Nine things to do in your newly purchased home
Originally appeared in Bay Area News Group publications on May 22, 2015
“If you could kick the person in the pants responsible for most of your trouble, you wouldn’t sit for a month.”
– Theodore Roosevelt
Navigating a home purchase and escrow can be draining. And then there is the hassle of moving. Once you are in the home, it seems like a perfect time to kick back and chill. Doing so, however, without working on some important items, can later create serious problems you might have been able to avoid. Health, safety and security should be addressed first.
Biggest buyer mistake
In our superheated seller’s market, where buyers are bidding against each other in multiple offer scenarios, most homes are sold “As Is.” That means you are buying the home and all its problems. More often than not, general home inspection and structural pest control reports note problems that need either further inspection or correction now.
Out of sheer exhaustion, lack of funds, or both, many buyers file away the inspection reports they received during the purchase without addressing these deficiencies. It is a huge mistake to not at least determine which issues need immediate attention and place them at the top of a “To Do” list.

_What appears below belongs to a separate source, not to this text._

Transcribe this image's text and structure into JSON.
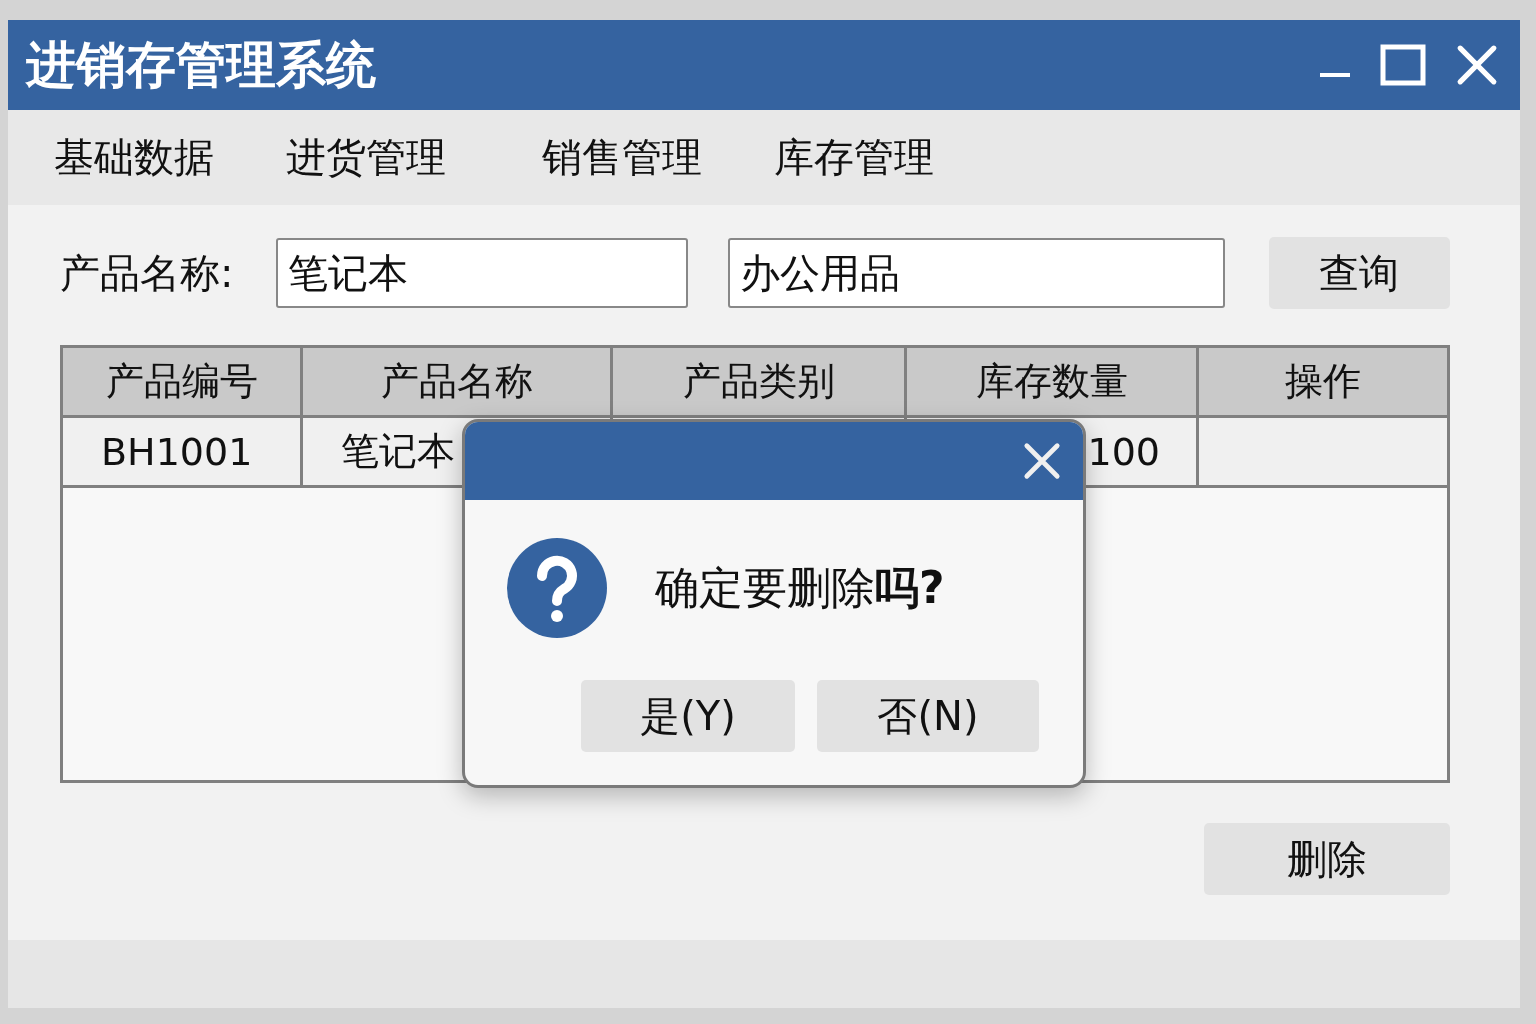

Some of these, such as roof, fireplace, furnace and water heater are mentioned below. In addition to pest control, potentially expensive areas commonly overlooked by buyers are foundation and drainage. Problems with water can lead to pest control, foundation and mold/mildew issues.
As I have repeated to buyers over the years, problems do not improve with time. They tend to get worse and more expensive when neglected.
I used to advise my buyers to have all locks rekeyed as soon as they take ownership. This is still a good idea, but it is no longer enough. Sadly, East Bay home burglaries have increased dramatically over the years.
“Lock bumping” is a technique where a $3.00 blank key can be bought online. Bumping the blank into your lock with a hammer or screwdriver can cause your door to easily open. Another increasingly common home burglary approach is using a crow bar to enter. These two illegal entry systems are why I now suggest that buyers replace existing locks with ones that cannot be circumvented by bumping or crow bar.
Two other beneficial changes are the addition of a home security (burglar alarm) system and a camera security system. If the property already has an alarm system, change the alarm codes and have the security company inspect the system to make sure it is fully functioning.
A camera system is not only a deterrent; it also increases your home safety. When the front door bell rings, a quick peek at your smart phone, tablet or computer will show you who is there.
Clearly, all these items have a price tag, but, in retrospect, the total cost may be only a fraction of what you could lose.
If your roof was not inspected by a licensed roofer during escrow, it is sensible to have it done after close. Small troubles can be inexpensively corrected. When ignored for years, roof leaks can wreak havoc inside ceilings and walls.
If it has not been done recently, make sure to have your fireplace and chimney inspected and cleaned by a professional prior to use. Doing so could prevent a fire or leakage of noxious gases. If it is a gas fireplace, it should be inspected for proper setup.
Before using the furnace, have a heating contractor inspect it, especially the combustion chamber, and service it, if necessary. See if the furnace filter needs changing.
Traditional, tank water heaters need periodic draining. Over time, sediment accumulates at the bottom of the tank and this hastens destruction of the water heater.
It is advisable to flush it out and observe how much sediment is discharged. Significant amounts of sediment will probably require that the entire water heater be emptied, flushed and refilled.
If the seller left a fridge that is more than several years old, it is worthwhile to have a professional inspect it and clean the compressor. See “Broken Fridge Nightmare in Remodeled Kitchen.”
For safety, every range should have a range hood. Over time, grease and grime collect and this could result in a fire. If possible, have your agent ask the seller’s agent to find out when the range hood was last cleaned.
Substituting energy-wasting incandescent bulbs with more efficient ones can result in significant savings over time. This is one of the easiest fixes.
For safety, security and peace of mind, get to know your neighbors as soon as possible and exchange emergency information with them.
Remember that your agent and others you know are likely to be able to recommend trustworthy inspectors. If you take responsibility from the beginning for the items above, you diminish the possibility of aggravation and possible loss later.